The Mets must struggle to imagine how they could ever get a fair return in a trade for Jacob deGrom. What could be more valuable to them than the ace taking the mound every five games?
Even without his sharpest stuff, deGrom — who tied a season-low with three strikeouts — remained dominant Wednesday night at Citi Field, allowing one run, while picking up his seventh straight win in the Mets’ 7-3 victory over the Cardinals.
“I guess it’s a good thing if other teams want you, but I got a job to do here and that’s my main focus right now,” deGrom said about recent trade rumors. “I haven’t really thought that much into it.”

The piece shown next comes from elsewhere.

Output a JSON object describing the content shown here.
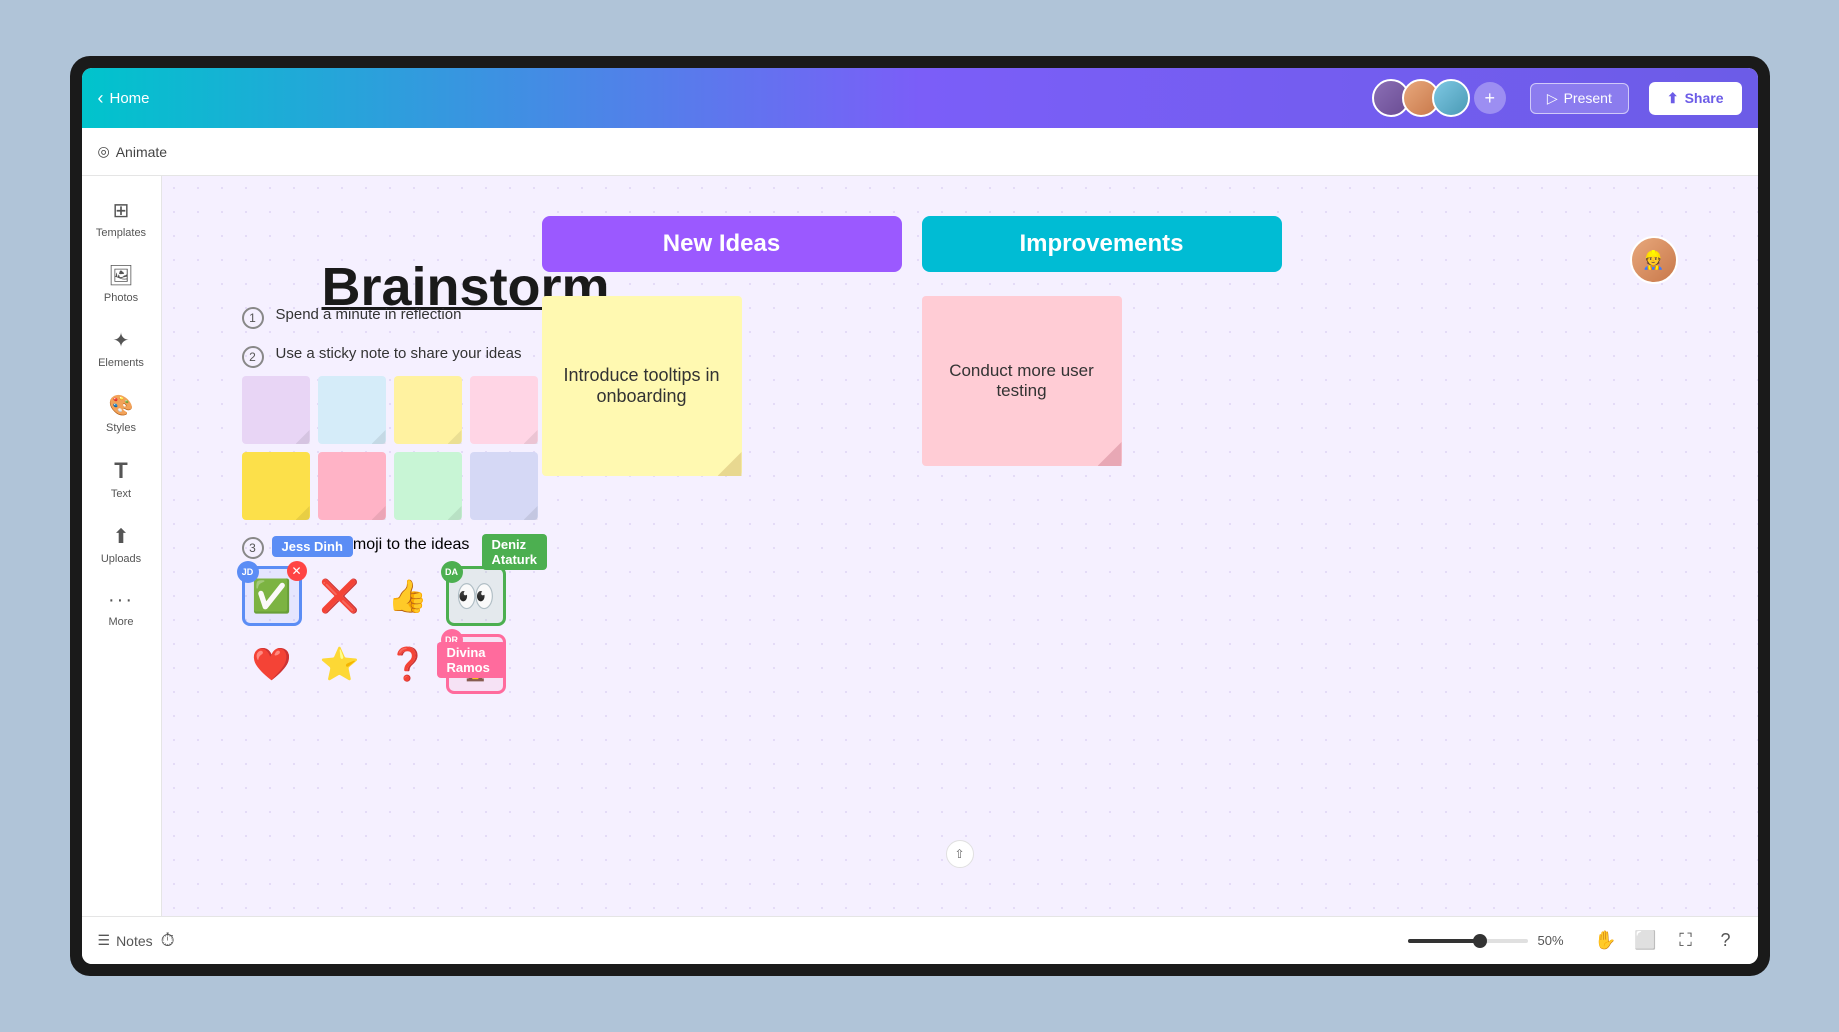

Since being knocked around in back-to-back starts (May 31 and June 6) for a combined 15 runs, deGrom (11-3) has recorded a 1.51 ERA over his past seven starts, and stopped a Mets losing streak in three straight outings. The right-hander is tied with Dwight Gooden for the most starts (43) by a pitcher allowing one run or fewer in his first 95 career starts.
DeGrom wasn’t his usual overwhelming self — he needed 13 pitches to retire leadoff hitter Matt Carpenter in the first inning — but he received three runs of support in the bottom of the first, and allowed the offense to quickly resume its assault in the second after needing just 10 pitches to escape the top of the frame.
Even without every pitch working, deGrom knew he would win most at-bats.
“I noticed early on I didn’t have my best stuff, so I knew it was gonna kind of be a battle,” deGrom said. “I kind of took the approach of, ‘Here it is, see if you can hit it.’ ”
The Cardinals didn’t record a hit until the third inning. DeGrom, who now has a 2.03 ERA at Citi Field in his career, didn’t surrender a run through the first six innings.
The 29-year-old was pulled with two outs in the seventh inning after throwing 110 pitches (76 of them strikes), giving up a two-out RBI double to Luke Voit on the final pitch. DeGrom lasted 6 ²/₃ innings — his first start since June 4 in which he threw fewer than seven innings — and allowed seven hits and one walk.
“He is who he is, and you look up and he’s still in there late in the game,” manager Terry Collins said. “He puts thought into what’s going on on the mound. He competed as he always does, and started to make pitches. … When he’s out there, it’s all business. He doesn’t want to make any mistakes. He settled down and he pitched a good game.
“We knew when he first got here he’s gonna be a good pitcher for a long time.”